There’s not much more we can say about Mike de Kock as a racehorse trainer. As one of the greatest exponents of the art the world has known, we’ve come to expect these things from him. But even then, you’d not have stretched your anticipation to two track records, and a cracking second from The Apache in the $5million Duty Free. There have been some remarkable performances by some remarkable horses over the Dubai turf in the past two decades, and yet here we are, with the fastest 1000 and 1600 metres ever. Add to that Golden Sword’s 2000 metre still-standing record, and you’d have to believe he gives them wings.
You might have said there was no genius in picking Animal Kingdom for the $10million Dubai World Cup, and here we’d have to admit to some sentiment. He belongs to two old mates, Arrowfield’s John Messara and Team Valor’s Barry Irwin, so we might have tagged him anyway. We were on hand for his big day in America’s biggest horse race, the Kentucky Derby, though, and that and his “prep” for Dubai was enough for us. Remember too, that when we fingered him, he was only the fourth choice on the betting boards, shortening a bit when Monterosso defected at the last minute.
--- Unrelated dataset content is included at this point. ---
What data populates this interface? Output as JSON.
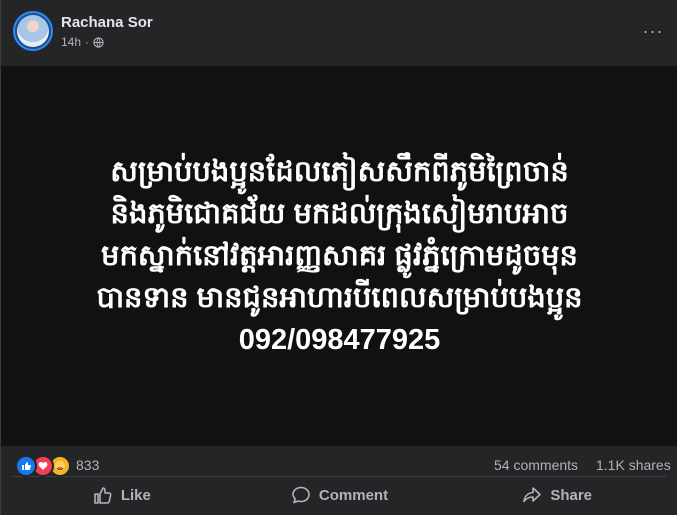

How many mares get two Group winners at the same race meeting? It’s happened before, but it’s not your everyday occurrence. While we were in Australia a fortnight back, Helsinge had the lofty distinction of having two Group One winners on the same weekend, though at different venues. Both are exceptional: Black Caviar is already a household name, and her younger brother, All Too Hard, is on his way to becoming one. He is already the best three-year-old in Australasia, and he might just be as good as they get anywhere in the world.
That shouldn’t detract though, from Bridget Oppenheimer’s spectacular achievement on Saturday. Not only was the winner of the Harry Oppenheimer Horse Chestnut Stakes (Gr.1)Slumdogmillionaire, appropriately bred at her nursery, Mauritzfontein, but so too, was the sublime victress of the SA Fillies Classic (Gr.1), Cherry On The Top and the gusty winner of the Jacaranda Handicap (Gr.3)Cherry On The Cake. The best measure of a great mare is one capable of getting good horses no matter her mates, and the Oaks-winning Carolina Cherry has done just that. This is a family affair: the Triple Crown aspirant who might just be the best South African-bred filly we’ve seen in decades, is a daughter of Mary Slack’s Tiger Ridge, while Cherry On The Cake is by the sadly deceased Strike Smartly, sire too, of Slumdogmillionaire. The family traces to Sir Mordaunt Milner’s great foundation producer, Miss Therese, dam of the Kannemeyer-trained Guineas winner, Man Of Property.
Revisit our column, Classics And Clues on Friday last, and you’ll find “Slumdog” and the “Cherry” in the mix as well. That’s five from six, which sounds more like a Dale Steyn bowling return than a regular Summerhill tipping sheet. Without in any way wanting to diminish your faith in our picking abilities, we have to confess that Tellina was our choice for the Colt’s Classic. Thank goodness we got that one wrong!